[EXERCISE]: For the entries that follow, count the lines containing the string "data" and write only the number.

Records from a collection:
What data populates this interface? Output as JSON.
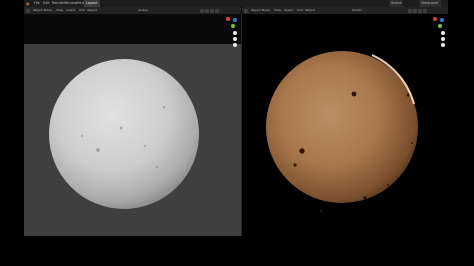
{
  "app": {
    "name": "Blender"
  },
  "menu": {
    "items": [
      "File",
      "Edit",
      "Render",
      "Window",
      "Help"
    ],
    "workspace_tab": "Layout",
    "right_tabs": [
      "Scene",
      "ViewLayer"
    ]
  },
  "viewports": [
    {
      "mode": "Object Mode",
      "menus": [
        "View",
        "Select",
        "Add",
        "Object"
      ],
      "transform": "Global",
      "shading": "solid"
    },
    {
      "mode": "Object Mode",
      "menus": [
        "View",
        "Select",
        "Add",
        "Object"
      ],
      "transform": "Global",
      "shading": "rendered"
    }
  ],
  "icons": {
    "axis_x": "#e0413f",
    "axis_y": "#7fbf2f",
    "axis_z": "#3c73d6"
  },
  "colors": {
    "viewport_bg_left": "#3f3f3f",
    "viewport_bg_right": "#000000",
    "solid_sphere": "#c9c9c9",
    "rendered_sphere": "#b07a4e"
  }
}
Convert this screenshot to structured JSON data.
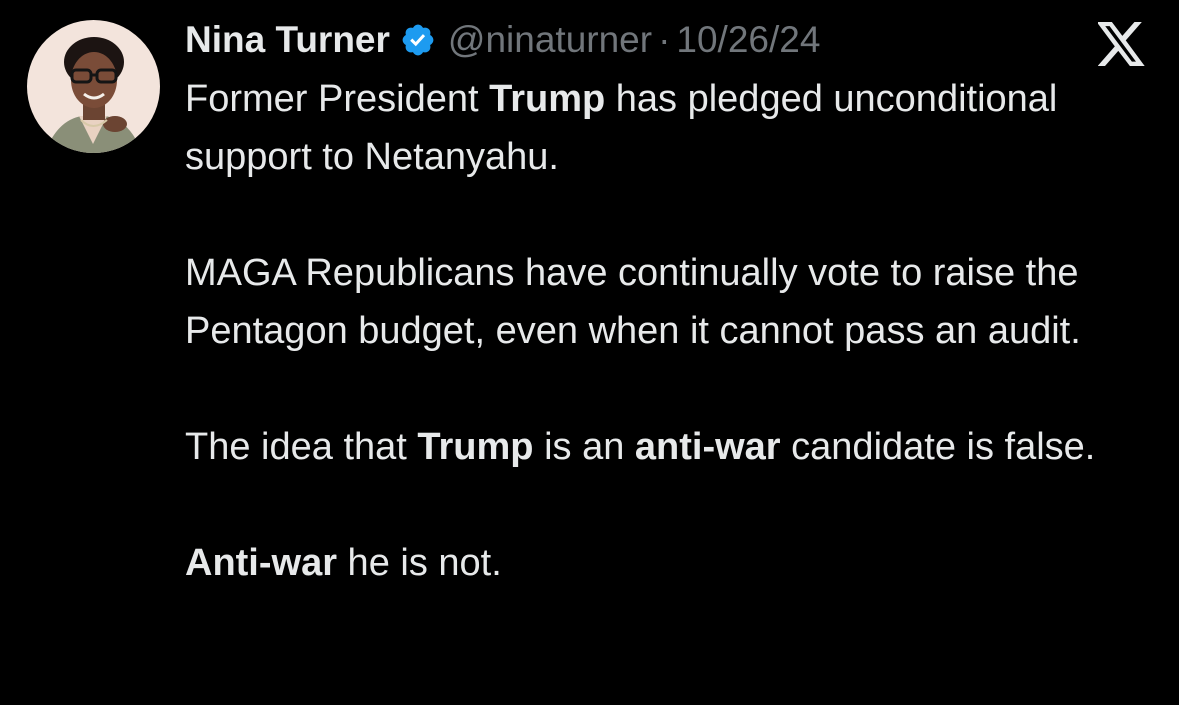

[RESULT FOR THIS TASK]: 2